San Francisco pet store
Never again will spider's webs scare me after my experience in a San Francisco pet store where they help relieve me of a life long fear. Spider silk is a fibrous protein that is secreted as a fluid and forms a polymer, on being stretched, that is much stronger than steel and further resists breakage by its elasticity. A single spider can spin several kinds of silk. Although some other invertebrates also spin silk, spiders put this ability to the most spectacular variety of uses. For example, they form draglines that help them to find their way about and to catch themselves if they fall. Small and, especially, young spiders spin a "parachute" thread that enables them to be carried by the wind, sometimes for hundreds of kilometers.
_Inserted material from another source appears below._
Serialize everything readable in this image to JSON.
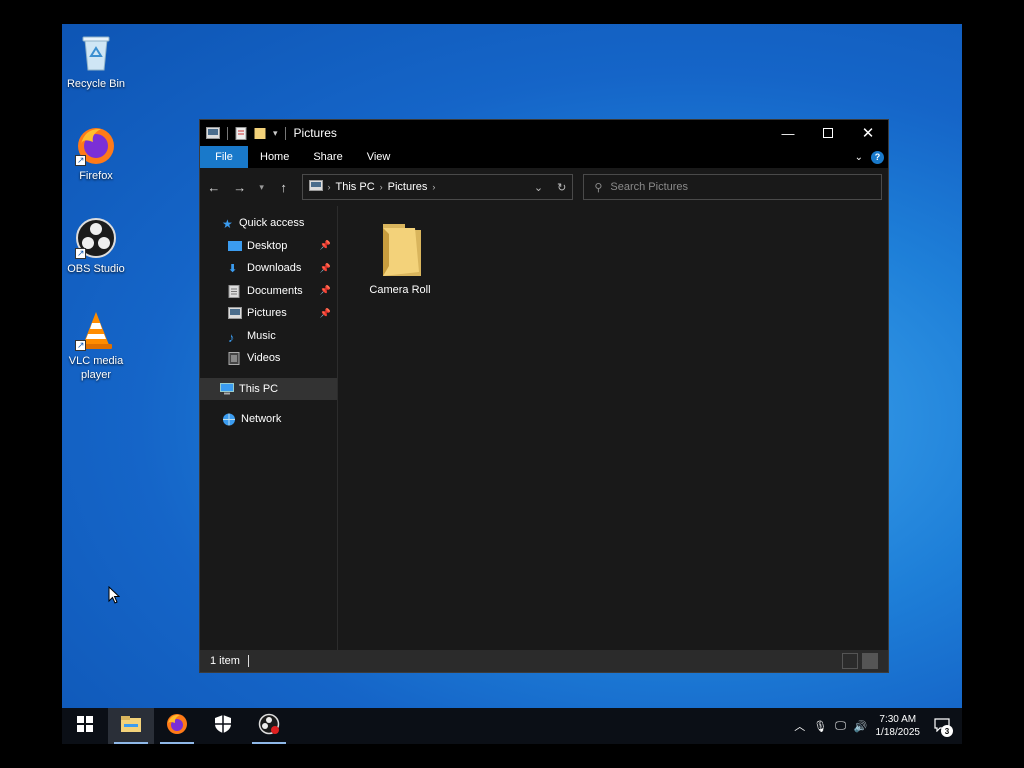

The males use silk in transferring sperm to the palpal organ, and the females make cocoons with it. Silk is also used to make nests and other chambers and to line burrows. The most familiar and amazing use of silk by many species, however, is in making insect traps called spider webs. Once prey is caught in such a web, the spider may wrap it in more silk. Besides the web spinners, many spiders hunt for theiror lie in wait for it. Hunters tend to rely on vision if they feed during the daytime or on touch if they feed at night. Jumping spiders may lurk in ambush for their prey, and a number of them are well camouflaged on flowers by color or body structure or both. The simplest webs are irregular and generally laid out along the ground. More advanced webs, particularly of orb-weaver spiders, are highly intricate, raised above the ground, and oriented to intercept the paths of flying insects. The spinning itself is a complex process involving the placement and then removal of scaffolding spirals and a combination of sticky and non-sticky strands. In some cases a number of spiders will form a kind of communal web, but spiders in general are not social.